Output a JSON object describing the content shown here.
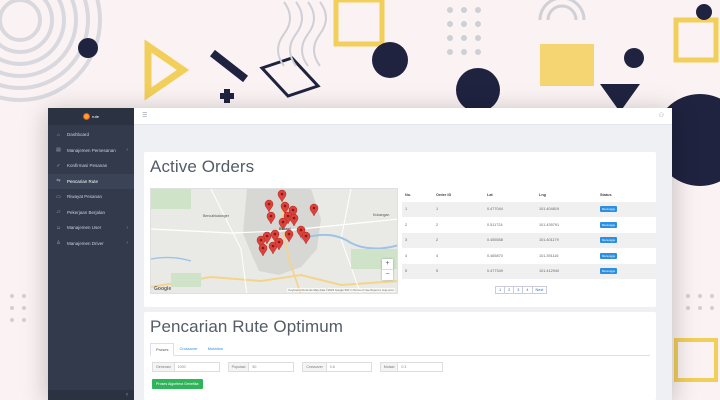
{
  "brand": {
    "name": "rute"
  },
  "sidebar": {
    "items": [
      {
        "label": "Dashboard",
        "icon": "home-icon",
        "has_chevron": false
      },
      {
        "label": "Manajemen Pemesanan",
        "icon": "clipboard-icon",
        "has_chevron": true
      },
      {
        "label": "Konfirmasi Pesanan",
        "icon": "check-icon",
        "has_chevron": false
      },
      {
        "label": "Pencarian Rute",
        "icon": "route-icon",
        "has_chevron": false,
        "active": true
      },
      {
        "label": "Riwayat Pesanan",
        "icon": "document-icon",
        "has_chevron": false
      },
      {
        "label": "Pekerjaan Berjalan",
        "icon": "folder-icon",
        "has_chevron": false
      },
      {
        "label": "Manajemen User",
        "icon": "user-icon",
        "has_chevron": true
      },
      {
        "label": "Manajemen Driver",
        "icon": "driver-icon",
        "has_chevron": true
      }
    ]
  },
  "active_orders": {
    "title": "Active Orders",
    "map": {
      "city_label": "Bekasi",
      "left_label": "Bencahkalanger",
      "right_label": "Kubangan",
      "bottom_label": "",
      "google": "Google",
      "zoom_in": "+",
      "zoom_out": "−",
      "attribution": "Keyboard shortcuts   Map data ©2023 Google   500 m   Terms of Use   Report a map error"
    },
    "table": {
      "headers": [
        "No.",
        "Order ID",
        "Lat",
        "Lng",
        "Status"
      ],
      "rows": [
        [
          "1",
          "1",
          "0.477044",
          "101.404819",
          "Menunggu"
        ],
        [
          "2",
          "2",
          "0.511724",
          "101.439791",
          "Menunggu"
        ],
        [
          "3",
          "2",
          "0.455558",
          "101.401179",
          "Menunggu"
        ],
        [
          "4",
          "4",
          "0.465870",
          "101.391116",
          "Menunggu"
        ],
        [
          "5",
          "5",
          "0.477349",
          "101.412940",
          "Menunggu"
        ]
      ]
    },
    "pagination": [
      "1",
      "2",
      "3",
      "4",
      "Next"
    ]
  },
  "rute": {
    "title": "Pencarian Rute Optimum",
    "tabs": [
      "Proses",
      "Crossover",
      "Mutation"
    ],
    "fields": [
      {
        "label": "Generasi",
        "value": "1000"
      },
      {
        "label": "Populasi",
        "value": "50"
      },
      {
        "label": "Crossover",
        "value": "0.8"
      },
      {
        "label": "Mutasi",
        "value": "0.3"
      }
    ],
    "run_button": "Proses Algoritma Genetika"
  },
  "colors": {
    "sidebar": "#323a4c",
    "accent": "#2d8fe0",
    "button": "#2fb559",
    "pin": "#e0403a"
  }
}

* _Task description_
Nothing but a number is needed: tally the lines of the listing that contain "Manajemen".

* _Solution for this task_
3